- Faces from the past – Examine the skull casts of three early human species, then watch as fleshed-out reconstructions of their faces appear using “Pepper’s Ghost” optical illusion technology.
- Walking with Lucy – Compare the distinctive gaits of a chimpanzee, Australopithecus afarensis (the species of the famous “Lucy” skeleton), and a modern human.
- Interactive migration map – Use touchscreen stations to trace our species’ migration from its African origins over the past 70,000 years.
- Academy research – Learn about the work of noted Academy anthropologist Dr. Zeray Alemseged, whose notable discoveries are “Selam,” an exceptionally well-preserved A. afarensis fossil from 3.3 million years ago, and the earliest evidence to date of tool use and meat-eating by human ancestors.
Human Odyssey is generously supported by Pauline and Tom Tusher.
This spring, the Academy will also offer a suite of public programs related to Human Odyssey, including:
Live African Safari
Daily at 1:00 pm (February 1 – May 9, 2013)
Adventure through Africa and explore the amazing biodiversity of its animals and habitats. Included with Academy admission.
Saturdays and Sundays at 11:00 am (February 1 – May 9, 2013)
In this lab-based program, you will learn about recent discoveries that scientists have made in uncovering the story of “us,” and how they make sense of it all through DNA analysis and modern technology. Included with Academy admission.
What Makes Us Human?
Monday – Friday at 11:00 am (February 1 – May 9, 2013)
Follow the milestones in human evolution—upright walking, tool making, and symbolic thinking—while comparing the adaptations of early humans to our modern bodies. Included with Academy admission.
Pritzker Lecture: “Lucy” and “Selam” Climbed Trees, So What?
Dr. Zeray Alemseged, Irvine Chair of Anthropology, California Academy of Sciences
Wednesday, February 13 at 7:00 pm
Dr. Alemseged will discuss the evidence for climbing behavior in A. afarensis based on new analysis of his own find “Selam,” currently the most complete and earliest skeleton of a juvenile human ancestor. Tickets are $12 for adults, $10 for seniors, free for Academy members. Purchase tickets in advance online, or (415) 379-8000.

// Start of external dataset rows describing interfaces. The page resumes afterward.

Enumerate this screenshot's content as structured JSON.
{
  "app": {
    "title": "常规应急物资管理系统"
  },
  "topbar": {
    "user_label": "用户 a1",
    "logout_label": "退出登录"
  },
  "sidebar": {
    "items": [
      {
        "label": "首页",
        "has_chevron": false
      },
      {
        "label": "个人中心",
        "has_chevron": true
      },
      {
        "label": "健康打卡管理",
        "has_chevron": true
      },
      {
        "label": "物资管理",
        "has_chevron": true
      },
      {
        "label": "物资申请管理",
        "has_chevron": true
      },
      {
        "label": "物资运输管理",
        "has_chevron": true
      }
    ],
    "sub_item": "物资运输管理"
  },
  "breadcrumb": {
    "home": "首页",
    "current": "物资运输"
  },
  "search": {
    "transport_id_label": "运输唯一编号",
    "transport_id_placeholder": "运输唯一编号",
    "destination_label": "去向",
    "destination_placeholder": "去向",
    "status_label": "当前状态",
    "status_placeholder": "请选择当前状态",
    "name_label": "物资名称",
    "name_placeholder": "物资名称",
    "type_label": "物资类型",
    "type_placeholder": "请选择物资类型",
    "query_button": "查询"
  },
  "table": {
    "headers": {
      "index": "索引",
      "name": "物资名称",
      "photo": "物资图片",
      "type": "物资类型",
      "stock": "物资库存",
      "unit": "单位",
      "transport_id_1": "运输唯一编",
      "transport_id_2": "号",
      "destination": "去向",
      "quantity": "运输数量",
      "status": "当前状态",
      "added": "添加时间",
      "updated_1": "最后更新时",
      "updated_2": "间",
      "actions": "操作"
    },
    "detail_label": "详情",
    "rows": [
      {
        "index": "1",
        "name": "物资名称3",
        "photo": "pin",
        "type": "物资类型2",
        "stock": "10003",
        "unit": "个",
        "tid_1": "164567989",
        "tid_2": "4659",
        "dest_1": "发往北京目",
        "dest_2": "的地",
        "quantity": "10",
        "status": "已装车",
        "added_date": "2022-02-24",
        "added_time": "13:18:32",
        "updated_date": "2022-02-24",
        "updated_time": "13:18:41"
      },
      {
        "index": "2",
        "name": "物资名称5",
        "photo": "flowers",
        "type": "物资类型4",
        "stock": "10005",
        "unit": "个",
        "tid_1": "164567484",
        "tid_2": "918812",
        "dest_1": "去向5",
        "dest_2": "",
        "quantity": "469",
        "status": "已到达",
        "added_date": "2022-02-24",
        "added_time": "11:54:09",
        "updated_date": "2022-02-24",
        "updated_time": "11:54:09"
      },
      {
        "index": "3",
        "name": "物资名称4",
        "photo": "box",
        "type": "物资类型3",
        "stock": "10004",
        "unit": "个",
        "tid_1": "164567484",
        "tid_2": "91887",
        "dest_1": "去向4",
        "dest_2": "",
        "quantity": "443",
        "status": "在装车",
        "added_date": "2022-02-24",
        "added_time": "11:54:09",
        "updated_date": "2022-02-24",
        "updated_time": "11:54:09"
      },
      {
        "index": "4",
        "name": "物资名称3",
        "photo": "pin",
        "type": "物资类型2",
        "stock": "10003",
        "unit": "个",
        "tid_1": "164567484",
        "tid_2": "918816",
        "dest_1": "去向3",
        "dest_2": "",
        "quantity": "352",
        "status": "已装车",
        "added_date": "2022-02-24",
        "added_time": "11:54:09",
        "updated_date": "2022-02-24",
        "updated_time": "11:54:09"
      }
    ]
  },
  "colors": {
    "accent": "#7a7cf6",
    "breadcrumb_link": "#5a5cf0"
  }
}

Out of Africa NightLife (ages 21+)
Thursday, February 28 from 6:00 – 10:00 pm
Every Thursday night, music, creatures and cocktails come together for NightLife at the Academy. This week, in honor of Human Odyssey, hear from a trio of Academy scientists who conduct fieldwork in Africa, and get an up-close look at magnificent African big cats. Music by the DJs and percussionists of Afrolicious. Tickets are $12, $10 for Academy members. Purchase tickets online, or at the door.